> [The task]:
Find the lines holding the string "icon" in the data, then copy all of them.

[Given information — start]

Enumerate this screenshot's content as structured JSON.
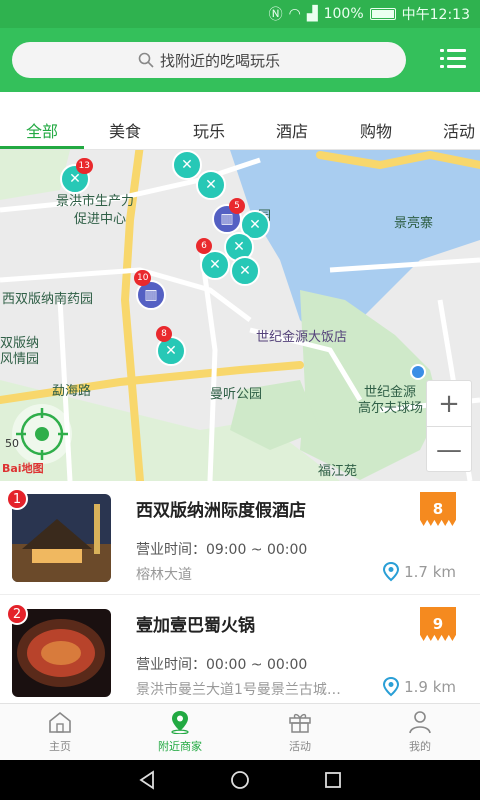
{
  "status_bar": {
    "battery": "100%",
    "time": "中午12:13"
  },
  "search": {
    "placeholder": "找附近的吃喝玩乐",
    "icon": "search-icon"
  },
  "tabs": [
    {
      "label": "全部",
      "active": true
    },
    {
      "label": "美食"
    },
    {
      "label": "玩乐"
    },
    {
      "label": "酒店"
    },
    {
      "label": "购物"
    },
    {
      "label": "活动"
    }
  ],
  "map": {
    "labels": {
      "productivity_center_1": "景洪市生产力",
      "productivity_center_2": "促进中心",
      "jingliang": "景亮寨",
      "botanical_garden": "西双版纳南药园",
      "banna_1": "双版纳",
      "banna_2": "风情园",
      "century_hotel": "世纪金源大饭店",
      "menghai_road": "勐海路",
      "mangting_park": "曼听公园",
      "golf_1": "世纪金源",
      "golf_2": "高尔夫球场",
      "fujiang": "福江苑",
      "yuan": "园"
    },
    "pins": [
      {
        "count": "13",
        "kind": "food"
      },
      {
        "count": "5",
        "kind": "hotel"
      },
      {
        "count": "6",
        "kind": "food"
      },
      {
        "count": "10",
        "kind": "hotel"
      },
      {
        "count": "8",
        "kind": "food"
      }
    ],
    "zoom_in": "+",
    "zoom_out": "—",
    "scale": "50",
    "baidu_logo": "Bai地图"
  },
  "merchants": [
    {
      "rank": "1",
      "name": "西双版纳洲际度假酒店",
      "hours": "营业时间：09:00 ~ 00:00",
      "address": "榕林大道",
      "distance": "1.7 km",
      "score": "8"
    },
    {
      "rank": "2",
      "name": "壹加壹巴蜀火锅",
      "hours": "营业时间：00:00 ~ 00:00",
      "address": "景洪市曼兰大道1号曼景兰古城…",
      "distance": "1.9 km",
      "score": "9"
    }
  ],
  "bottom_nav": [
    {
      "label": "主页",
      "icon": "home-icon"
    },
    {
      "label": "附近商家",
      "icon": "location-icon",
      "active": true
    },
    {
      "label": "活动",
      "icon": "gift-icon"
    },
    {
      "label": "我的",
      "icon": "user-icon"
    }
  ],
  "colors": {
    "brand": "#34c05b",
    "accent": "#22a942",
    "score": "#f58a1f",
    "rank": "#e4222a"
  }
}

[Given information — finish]

> [Exercise solution]:
    "icon": "search-icon"
      "icon": "home-icon"
      "icon": "location-icon",
      "icon": "gift-icon"
      "icon": "user-icon"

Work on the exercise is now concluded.